TASK DETAILS: Return the listing in full. Keep every word as it stands.

--- START ---

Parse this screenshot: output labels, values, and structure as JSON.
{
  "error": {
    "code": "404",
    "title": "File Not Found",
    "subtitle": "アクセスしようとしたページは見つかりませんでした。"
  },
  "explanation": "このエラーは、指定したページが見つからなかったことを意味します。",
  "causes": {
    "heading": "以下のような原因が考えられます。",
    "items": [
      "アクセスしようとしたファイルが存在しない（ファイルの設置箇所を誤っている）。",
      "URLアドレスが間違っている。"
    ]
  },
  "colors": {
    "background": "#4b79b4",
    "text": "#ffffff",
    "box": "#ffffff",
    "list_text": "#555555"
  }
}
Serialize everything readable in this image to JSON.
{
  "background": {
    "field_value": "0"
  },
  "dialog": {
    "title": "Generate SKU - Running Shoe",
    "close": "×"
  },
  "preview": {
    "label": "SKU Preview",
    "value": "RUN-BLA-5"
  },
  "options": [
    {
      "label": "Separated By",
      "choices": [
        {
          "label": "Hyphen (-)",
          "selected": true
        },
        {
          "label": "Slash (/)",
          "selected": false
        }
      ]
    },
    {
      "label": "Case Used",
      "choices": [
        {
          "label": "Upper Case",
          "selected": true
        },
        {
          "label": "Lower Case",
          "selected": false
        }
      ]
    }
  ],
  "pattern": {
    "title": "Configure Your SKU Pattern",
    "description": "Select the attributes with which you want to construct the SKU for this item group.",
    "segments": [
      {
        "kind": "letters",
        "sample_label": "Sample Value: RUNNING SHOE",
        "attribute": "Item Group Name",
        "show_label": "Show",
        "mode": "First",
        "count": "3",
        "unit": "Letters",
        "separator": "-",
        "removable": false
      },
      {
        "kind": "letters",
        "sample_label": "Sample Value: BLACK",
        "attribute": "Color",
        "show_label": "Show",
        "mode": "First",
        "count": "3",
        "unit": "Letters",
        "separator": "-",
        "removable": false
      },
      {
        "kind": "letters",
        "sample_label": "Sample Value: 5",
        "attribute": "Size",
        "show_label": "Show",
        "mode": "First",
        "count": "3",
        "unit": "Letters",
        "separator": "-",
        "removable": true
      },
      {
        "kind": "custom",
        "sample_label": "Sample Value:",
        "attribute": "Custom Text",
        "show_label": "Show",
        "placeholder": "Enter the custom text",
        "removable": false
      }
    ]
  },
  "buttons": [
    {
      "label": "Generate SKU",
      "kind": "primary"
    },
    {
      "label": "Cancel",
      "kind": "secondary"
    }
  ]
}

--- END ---

ANSWER TO THIS EXERCISE:
Parse this screenshot: output labels, values, and structure as JSON.
{
  "error": {
    "code": "404",
    "title": "File Not Found",
    "subtitle": "アクセスしようとしたページは見つかりませんでした。"
  },
  "explanation": "このエラーは、指定したページが見つからなかったことを意味します。",
  "causes": {
    "heading": "以下のような原因が考えられます。",
    "items": [
      "アクセスしようとしたファイルが存在しない（ファイルの設置箇所を誤っている）。",
      "URLアドレスが間違っている。"
    ]
  },
  "colors": {
    "background": "#4b79b4",
    "text": "#ffffff",
    "box": "#ffffff",
    "list_text": "#555555"
  }
}
Serialize everything readable in this image to JSON.
{
  "background": {
    "field_value": "0"
  },
  "dialog": {
    "title": "Generate SKU - Running Shoe",
    "close": "×"
  },
  "preview": {
    "label": "SKU Preview",
    "value": "RUN-BLA-5"
  },
  "options": [
    {
      "label": "Separated By",
      "choices": [
        {
          "label": "Hyphen (-)",
          "selected": true
        },
        {
          "label": "Slash (/)",
          "selected": false
        }
      ]
    },
    {
      "label": "Case Used",
      "choices": [
        {
          "label": "Upper Case",
          "selected": true
        },
        {
          "label": "Lower Case",
          "selected": false
        }
      ]
    }
  ],
  "pattern": {
    "title": "Configure Your SKU Pattern",
    "description": "Select the attributes with which you want to construct the SKU for this item group.",
    "segments": [
      {
        "kind": "letters",
        "sample_label": "Sample Value: RUNNING SHOE",
        "attribute": "Item Group Name",
        "show_label": "Show",
        "mode": "First",
        "count": "3",
        "unit": "Letters",
        "separator": "-",
        "removable": false
      },
      {
        "kind": "letters",
        "sample_label": "Sample Value: BLACK",
        "attribute": "Color",
        "show_label": "Show",
        "mode": "First",
        "count": "3",
        "unit": "Letters",
        "separator": "-",
        "removable": false
      },
      {
        "kind": "letters",
        "sample_label": "Sample Value: 5",
        "attribute": "Size",
        "show_label": "Show",
        "mode": "First",
        "count": "3",
        "unit": "Letters",
        "separator": "-",
        "removable": true
      },
      {
        "kind": "custom",
        "sample_label": "Sample Value:",
        "attribute": "Custom Text",
        "show_label": "Show",
        "placeholder": "Enter the custom text",
        "removable": false
      }
    ]
  },
  "buttons": [
    {
      "label": "Generate SKU",
      "kind": "primary"
    },
    {
      "label": "Cancel",
      "kind": "secondary"
    }
  ]
}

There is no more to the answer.